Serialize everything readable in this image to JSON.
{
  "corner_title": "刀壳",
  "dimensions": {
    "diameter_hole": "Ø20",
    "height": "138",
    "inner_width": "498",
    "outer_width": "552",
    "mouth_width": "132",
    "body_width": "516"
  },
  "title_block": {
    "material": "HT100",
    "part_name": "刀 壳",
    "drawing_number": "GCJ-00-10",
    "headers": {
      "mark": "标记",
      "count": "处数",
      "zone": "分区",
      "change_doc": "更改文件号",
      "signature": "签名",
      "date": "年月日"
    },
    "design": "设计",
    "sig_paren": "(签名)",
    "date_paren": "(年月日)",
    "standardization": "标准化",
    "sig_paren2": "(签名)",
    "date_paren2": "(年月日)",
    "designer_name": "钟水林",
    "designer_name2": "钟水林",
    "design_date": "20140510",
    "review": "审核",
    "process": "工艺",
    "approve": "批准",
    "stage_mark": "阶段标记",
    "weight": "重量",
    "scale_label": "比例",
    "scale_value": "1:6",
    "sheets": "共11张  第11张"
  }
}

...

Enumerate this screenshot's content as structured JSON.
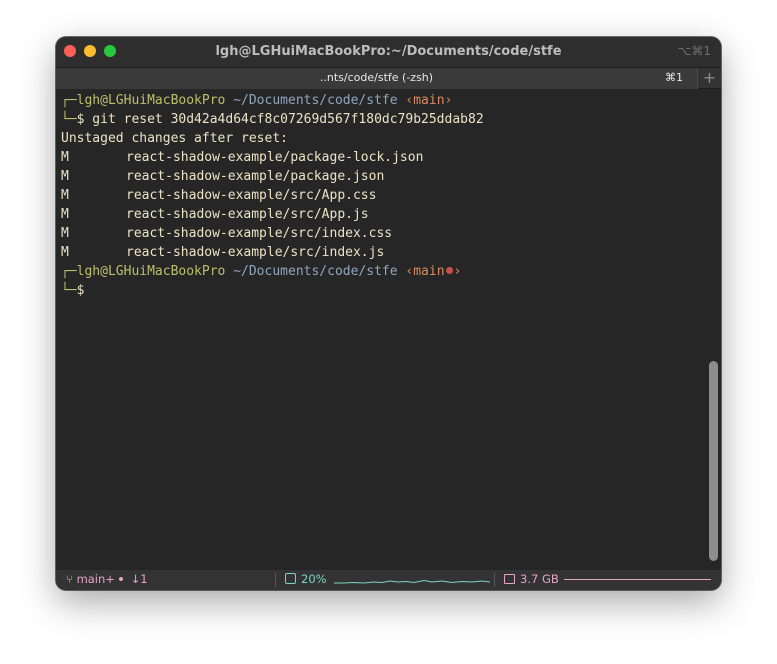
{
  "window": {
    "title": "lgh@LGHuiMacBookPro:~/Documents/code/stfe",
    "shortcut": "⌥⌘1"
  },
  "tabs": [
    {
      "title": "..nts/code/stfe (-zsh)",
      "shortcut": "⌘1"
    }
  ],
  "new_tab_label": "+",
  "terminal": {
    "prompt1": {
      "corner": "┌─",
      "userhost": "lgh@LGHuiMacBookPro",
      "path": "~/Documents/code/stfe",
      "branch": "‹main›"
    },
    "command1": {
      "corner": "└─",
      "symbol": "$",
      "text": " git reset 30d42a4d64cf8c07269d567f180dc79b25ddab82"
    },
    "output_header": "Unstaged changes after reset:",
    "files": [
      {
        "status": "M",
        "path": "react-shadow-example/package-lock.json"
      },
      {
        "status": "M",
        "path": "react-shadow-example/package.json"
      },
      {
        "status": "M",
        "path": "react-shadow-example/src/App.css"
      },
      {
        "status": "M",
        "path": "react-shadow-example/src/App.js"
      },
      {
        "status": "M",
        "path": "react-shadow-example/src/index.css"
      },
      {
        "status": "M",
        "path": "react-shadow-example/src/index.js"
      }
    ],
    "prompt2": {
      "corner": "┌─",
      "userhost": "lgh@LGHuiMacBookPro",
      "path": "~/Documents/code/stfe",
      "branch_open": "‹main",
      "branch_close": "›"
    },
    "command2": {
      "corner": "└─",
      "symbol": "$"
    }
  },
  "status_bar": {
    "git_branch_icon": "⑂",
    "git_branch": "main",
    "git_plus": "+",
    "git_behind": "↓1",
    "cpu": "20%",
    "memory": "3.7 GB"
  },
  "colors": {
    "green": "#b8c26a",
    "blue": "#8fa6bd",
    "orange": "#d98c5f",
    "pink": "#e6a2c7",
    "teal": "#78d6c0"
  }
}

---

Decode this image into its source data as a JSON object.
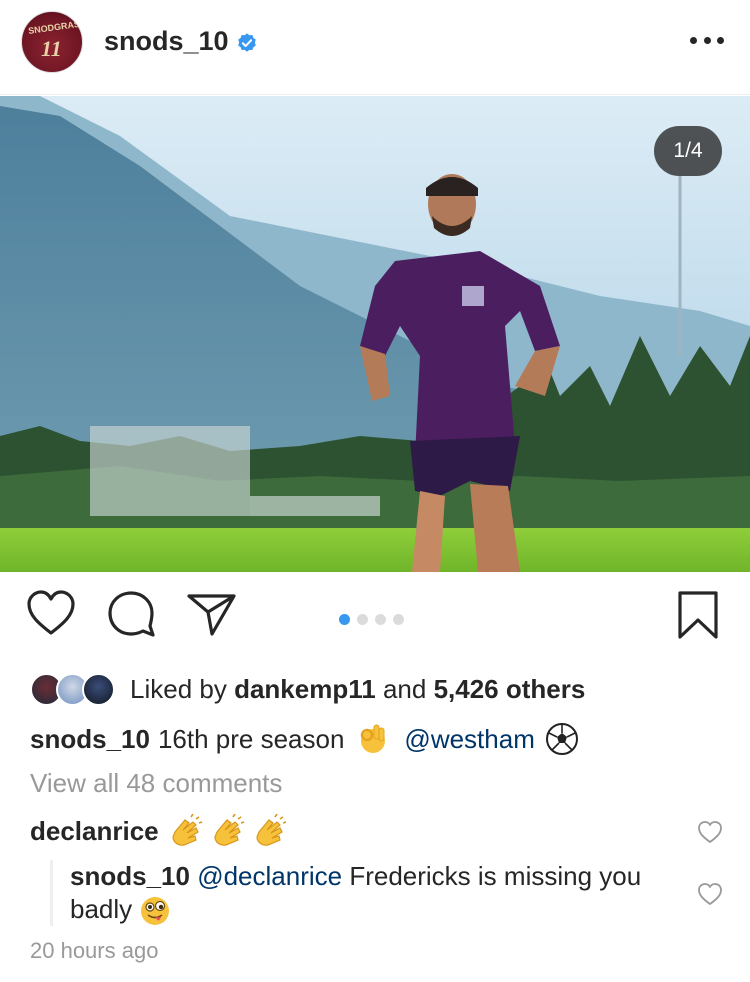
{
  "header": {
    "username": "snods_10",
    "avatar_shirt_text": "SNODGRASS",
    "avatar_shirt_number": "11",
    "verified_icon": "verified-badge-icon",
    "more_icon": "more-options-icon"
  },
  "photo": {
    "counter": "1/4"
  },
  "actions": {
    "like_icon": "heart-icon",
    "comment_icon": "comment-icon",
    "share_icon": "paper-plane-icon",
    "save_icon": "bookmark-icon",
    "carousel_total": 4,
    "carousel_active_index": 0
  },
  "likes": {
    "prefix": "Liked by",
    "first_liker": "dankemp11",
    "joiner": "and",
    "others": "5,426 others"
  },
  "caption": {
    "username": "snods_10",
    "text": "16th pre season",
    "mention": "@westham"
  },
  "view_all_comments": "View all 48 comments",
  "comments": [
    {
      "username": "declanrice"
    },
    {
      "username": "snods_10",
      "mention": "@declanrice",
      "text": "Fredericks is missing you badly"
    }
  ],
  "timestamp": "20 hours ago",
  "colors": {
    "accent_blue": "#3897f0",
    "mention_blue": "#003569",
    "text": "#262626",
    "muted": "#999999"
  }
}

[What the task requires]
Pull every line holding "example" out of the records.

[Answer to the problem]
        "path": "react-shadow-example/package-lock.json"
        "path": "react-shadow-example/package.json"
        "path": "react-shadow-example/src/App.css"
        "path": "react-shadow-example/src/App.js"
        "path": "react-shadow-example/src/index.css"
        "path": "react-shadow-example/src/index.js"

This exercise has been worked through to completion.